It's amazing what can happen when you get a whole lot of people together to make something happen. I just hope the momentum of this election is not lost in the future when we realize that our nation's problems are not going to be a fast or easy fix. The new guy is going to need even more support to get the job done in the next four years. But something about being there amid all that energy made me feel a teensy bit little less scared about what's to come than I had been the day before.


The crowd as it leaves Hutchinson Field on November 4, 2008.

See more pictures people took during the rally here.

14 comments:

Lia said...

I thought of you last night as I listened to the reports of the rally. Knowing you were there made me feel a teeny bit closer to being present as history was being made.

Anonymous said...

Great report. Should go right into the Cadiz Hall of Fame.

What an historic moment - and you were there!

cadiz12 said...

more pics (and maybe something else) to come!

Noelle said...

That's a great re-cap! I wish I could have been there, or in any major city last night.

omar said...

We looked for you guys on TV all night, but didn't see you. :)

I was also following you guys on Twitter. So thanks!

Teej said...

Awesome. I'm so glad that you guys got to experience that event in person, Cadiz.

Anonymous said...

Your right it is very much like when the Chicago White Sox Won the World Series 2005. It also had a lasting effect, every time we talked about it we would get goose bumps for the following year. I know that we will get great reslults from Obama in the next 4 years.

Librarian Girl said...

I totally thought of you when I was watching CNN!

velocibadgergirl said...

I looked at looked for you in the crowd once I saw your Twitters last night, but alas, never saw you.

I'm simultaneously jealous that you were there and just pumped that someone I sort of know was there :D

Sphincter said...

OMG. Wah-frickin'-HOO! Thanks for the firsthand report!

SupaCoo said...

I got the tingles reading this!!

Mr. Toast said...

You were there in person to experience one of the most historic moments of our lifetime! Totally awesome!!

Eclectic Bride said...

Dude, if a sports team had won, someone would have been setting something on fire...

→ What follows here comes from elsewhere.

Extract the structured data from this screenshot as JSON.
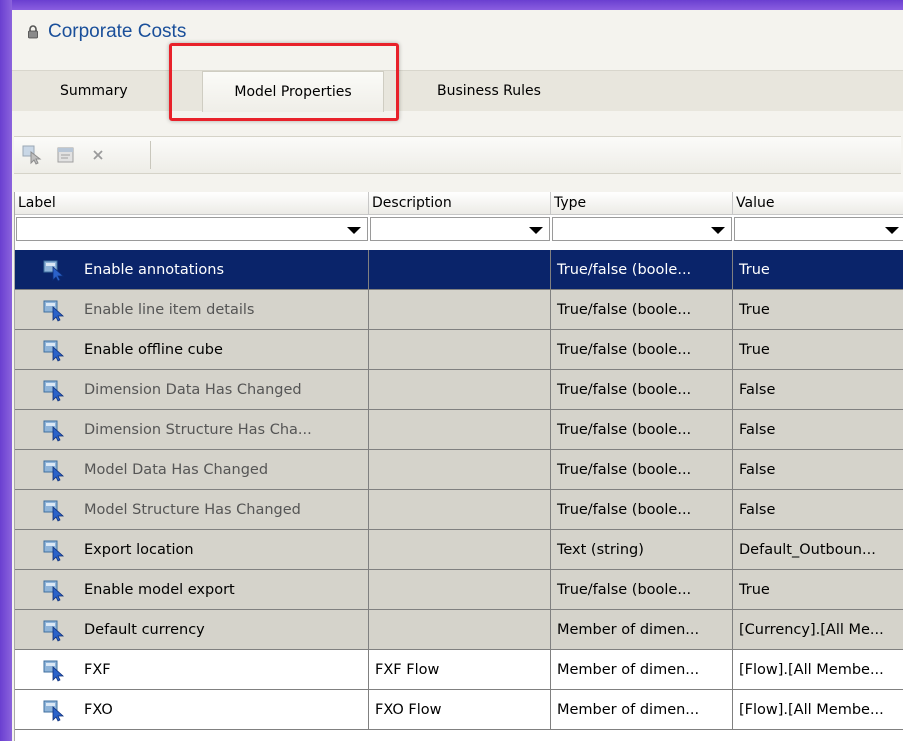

Rozanne said...

Thanks for the excellent first-hand report! I lived in Chicago for most of my life (moved away in 2001)--I can't imagine most of Michigan Avenue closed down! How great.